This is to be understood in all cases to be so, unless the particular unknown be secured by a general that is known. He that believes Christ's advocation and intercession for us in heaven upon the stock of Scripture, cannot be prejudiced by this rule, although, in the inquiries of probation and arguments of the doctrine, he resolve to believe nothing that shall make against his conclusion; because he is ascertained by a proposition that cannot fail him. The reason of this exception is this, because in all discourses which are not perfectly demonstrative, there is one lame supporter, which must be helped out by the better leg; and the weaker part does its office well enough, if it can bring us to a place where we may rest ourselves and rely. He that cannot choose for himself, hath chosen well enough, if he can choose one that can choose for him; and when he hath, he may prudently rely upon such a person in all particulars, where he himself cannot judge, and the other can, or he thinks he can, and cannot well know the contrary. It is easier to judge of the general lines of duty, than of minutes and particulars and travellers that are not well skilled in all the little turnings of the ways, may confidently rely upon a guide whom they choose out of the natives of the place; and if he understands the coast of the country, he may well harden his face against any vile person, that goes about wittily to persuade him he must go the contrary way, though he cannot answer his arguments to the contrary. A man may prudently and piously hold a conclusion, which he cannot defend against a witty adversary, if he have one strong hold upon which he may rely for the whole question; because he derives his conclusion from the best ground he hath, and takes the wisest course he can, and uses the best means he can get, and chooses the safest ways that are in his power. No man is bound to do better than his best.

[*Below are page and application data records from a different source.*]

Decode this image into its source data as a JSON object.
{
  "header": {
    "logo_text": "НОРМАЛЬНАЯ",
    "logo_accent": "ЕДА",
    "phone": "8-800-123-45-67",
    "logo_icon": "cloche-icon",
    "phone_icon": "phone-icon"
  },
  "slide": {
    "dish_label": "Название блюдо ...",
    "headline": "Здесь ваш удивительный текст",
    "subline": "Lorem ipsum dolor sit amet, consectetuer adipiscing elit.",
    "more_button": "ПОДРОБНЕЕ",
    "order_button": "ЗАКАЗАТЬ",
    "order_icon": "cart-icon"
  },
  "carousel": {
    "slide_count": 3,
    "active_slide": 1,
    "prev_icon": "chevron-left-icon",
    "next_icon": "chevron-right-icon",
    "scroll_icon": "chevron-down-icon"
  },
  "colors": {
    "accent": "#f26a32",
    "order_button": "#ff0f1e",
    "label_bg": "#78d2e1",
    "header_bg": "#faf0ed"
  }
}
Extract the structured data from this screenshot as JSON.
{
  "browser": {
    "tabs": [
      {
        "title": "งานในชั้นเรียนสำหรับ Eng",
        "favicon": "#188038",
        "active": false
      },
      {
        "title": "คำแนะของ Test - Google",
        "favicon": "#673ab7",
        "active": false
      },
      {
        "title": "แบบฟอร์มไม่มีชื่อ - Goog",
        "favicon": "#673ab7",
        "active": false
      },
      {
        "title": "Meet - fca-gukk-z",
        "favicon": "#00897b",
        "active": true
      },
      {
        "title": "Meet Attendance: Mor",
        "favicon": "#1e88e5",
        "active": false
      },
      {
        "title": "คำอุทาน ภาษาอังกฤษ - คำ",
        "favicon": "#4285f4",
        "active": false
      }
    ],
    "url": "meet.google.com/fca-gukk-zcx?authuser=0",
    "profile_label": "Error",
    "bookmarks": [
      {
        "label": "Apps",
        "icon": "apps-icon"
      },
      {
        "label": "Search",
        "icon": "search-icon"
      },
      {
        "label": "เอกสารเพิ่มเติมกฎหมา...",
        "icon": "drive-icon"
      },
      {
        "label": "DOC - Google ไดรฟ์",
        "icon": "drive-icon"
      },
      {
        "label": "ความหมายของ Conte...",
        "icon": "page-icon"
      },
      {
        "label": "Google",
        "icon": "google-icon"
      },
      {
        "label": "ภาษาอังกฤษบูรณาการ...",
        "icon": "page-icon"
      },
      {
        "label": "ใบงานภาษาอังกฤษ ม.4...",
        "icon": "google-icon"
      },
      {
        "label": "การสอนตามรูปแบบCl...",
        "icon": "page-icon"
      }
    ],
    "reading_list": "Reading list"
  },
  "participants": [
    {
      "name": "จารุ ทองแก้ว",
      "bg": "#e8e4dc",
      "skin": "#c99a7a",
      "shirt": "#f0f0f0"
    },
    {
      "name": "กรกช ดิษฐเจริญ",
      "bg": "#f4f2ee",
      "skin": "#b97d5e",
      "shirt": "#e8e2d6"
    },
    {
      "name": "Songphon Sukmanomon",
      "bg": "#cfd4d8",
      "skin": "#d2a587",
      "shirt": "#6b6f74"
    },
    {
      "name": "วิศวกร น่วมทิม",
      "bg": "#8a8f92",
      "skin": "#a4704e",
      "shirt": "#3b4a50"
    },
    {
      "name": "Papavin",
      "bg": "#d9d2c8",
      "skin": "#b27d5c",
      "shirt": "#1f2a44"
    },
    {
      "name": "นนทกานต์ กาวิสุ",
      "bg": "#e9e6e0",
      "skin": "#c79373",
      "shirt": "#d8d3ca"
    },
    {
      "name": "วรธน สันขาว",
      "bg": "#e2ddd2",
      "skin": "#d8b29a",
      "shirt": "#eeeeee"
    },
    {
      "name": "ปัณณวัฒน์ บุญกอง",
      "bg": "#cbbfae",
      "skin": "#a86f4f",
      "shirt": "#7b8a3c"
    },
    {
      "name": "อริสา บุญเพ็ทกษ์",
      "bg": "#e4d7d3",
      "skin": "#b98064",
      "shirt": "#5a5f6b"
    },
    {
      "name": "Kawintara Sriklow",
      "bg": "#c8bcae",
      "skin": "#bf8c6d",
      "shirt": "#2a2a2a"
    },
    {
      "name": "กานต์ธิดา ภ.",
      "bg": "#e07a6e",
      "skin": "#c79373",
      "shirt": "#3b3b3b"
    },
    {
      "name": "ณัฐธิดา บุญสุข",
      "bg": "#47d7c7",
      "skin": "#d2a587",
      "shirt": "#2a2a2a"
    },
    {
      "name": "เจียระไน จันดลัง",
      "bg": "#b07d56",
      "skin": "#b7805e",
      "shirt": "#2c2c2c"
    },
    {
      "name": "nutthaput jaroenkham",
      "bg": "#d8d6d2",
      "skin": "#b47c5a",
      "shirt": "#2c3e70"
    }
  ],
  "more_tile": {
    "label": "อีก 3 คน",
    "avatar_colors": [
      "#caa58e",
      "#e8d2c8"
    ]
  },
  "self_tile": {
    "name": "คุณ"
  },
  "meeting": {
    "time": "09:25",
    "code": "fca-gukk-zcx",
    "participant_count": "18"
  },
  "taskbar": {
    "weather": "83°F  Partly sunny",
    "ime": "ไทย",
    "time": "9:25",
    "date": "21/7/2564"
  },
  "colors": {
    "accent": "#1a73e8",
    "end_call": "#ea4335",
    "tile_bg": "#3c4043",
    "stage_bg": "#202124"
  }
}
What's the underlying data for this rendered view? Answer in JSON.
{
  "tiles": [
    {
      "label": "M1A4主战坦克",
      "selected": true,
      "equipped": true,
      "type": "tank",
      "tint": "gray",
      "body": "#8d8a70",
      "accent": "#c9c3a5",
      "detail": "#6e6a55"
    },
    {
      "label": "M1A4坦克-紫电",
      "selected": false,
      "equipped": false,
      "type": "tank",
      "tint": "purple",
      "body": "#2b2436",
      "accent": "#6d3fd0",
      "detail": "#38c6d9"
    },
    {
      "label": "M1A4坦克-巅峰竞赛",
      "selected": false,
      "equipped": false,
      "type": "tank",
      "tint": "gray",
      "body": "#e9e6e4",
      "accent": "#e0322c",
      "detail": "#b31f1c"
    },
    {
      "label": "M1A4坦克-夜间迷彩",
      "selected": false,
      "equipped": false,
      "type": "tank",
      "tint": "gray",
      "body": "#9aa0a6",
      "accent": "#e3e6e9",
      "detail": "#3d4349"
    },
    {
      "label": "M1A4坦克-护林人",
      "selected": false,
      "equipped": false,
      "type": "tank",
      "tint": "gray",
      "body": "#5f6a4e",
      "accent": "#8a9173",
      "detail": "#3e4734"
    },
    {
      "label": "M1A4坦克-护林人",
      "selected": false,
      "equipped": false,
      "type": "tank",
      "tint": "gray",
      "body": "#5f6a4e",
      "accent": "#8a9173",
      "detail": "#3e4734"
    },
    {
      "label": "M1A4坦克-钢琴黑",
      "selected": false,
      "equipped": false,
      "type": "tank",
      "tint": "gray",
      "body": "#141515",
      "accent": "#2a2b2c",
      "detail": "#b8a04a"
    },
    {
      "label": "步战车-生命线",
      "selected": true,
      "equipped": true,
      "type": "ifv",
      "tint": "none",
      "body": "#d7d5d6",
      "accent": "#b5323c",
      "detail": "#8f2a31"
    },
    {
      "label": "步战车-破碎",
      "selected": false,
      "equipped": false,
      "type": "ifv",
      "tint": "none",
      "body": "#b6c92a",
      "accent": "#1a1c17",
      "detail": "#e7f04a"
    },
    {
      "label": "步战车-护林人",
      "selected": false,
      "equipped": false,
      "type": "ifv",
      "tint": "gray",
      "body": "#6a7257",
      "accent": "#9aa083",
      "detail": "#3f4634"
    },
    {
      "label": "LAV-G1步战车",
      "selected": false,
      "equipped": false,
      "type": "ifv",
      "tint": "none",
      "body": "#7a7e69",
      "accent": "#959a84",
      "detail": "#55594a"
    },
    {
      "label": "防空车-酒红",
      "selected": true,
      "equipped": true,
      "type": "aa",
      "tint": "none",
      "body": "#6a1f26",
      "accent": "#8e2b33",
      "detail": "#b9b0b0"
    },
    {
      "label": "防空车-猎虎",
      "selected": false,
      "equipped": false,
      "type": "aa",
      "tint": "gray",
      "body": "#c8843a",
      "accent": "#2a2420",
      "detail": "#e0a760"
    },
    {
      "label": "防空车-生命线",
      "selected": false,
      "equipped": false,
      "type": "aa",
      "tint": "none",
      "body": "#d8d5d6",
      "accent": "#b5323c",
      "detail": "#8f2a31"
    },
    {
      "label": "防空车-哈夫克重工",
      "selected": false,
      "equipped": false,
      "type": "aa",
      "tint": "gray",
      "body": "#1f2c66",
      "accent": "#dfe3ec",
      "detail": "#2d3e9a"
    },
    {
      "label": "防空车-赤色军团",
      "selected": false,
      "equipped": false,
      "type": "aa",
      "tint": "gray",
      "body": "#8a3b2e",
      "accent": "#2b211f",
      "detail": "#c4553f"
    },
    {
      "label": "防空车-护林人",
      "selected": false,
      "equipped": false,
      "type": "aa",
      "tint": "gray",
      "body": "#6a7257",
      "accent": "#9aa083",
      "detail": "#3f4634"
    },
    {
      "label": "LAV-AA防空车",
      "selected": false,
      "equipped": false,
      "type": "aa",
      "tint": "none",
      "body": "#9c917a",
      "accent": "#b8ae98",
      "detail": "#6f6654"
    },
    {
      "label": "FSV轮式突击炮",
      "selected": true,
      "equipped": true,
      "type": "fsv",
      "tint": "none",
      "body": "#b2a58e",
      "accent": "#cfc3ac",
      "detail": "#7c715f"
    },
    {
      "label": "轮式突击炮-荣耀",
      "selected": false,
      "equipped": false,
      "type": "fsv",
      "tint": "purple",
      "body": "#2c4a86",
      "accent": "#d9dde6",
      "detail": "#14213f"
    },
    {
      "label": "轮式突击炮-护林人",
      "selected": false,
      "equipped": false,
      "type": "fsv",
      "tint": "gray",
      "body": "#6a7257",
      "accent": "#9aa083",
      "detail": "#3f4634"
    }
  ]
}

5. (3.) Illusion cannot be distinguished from conscience, if, in our search, we take a wrong course and use incompetent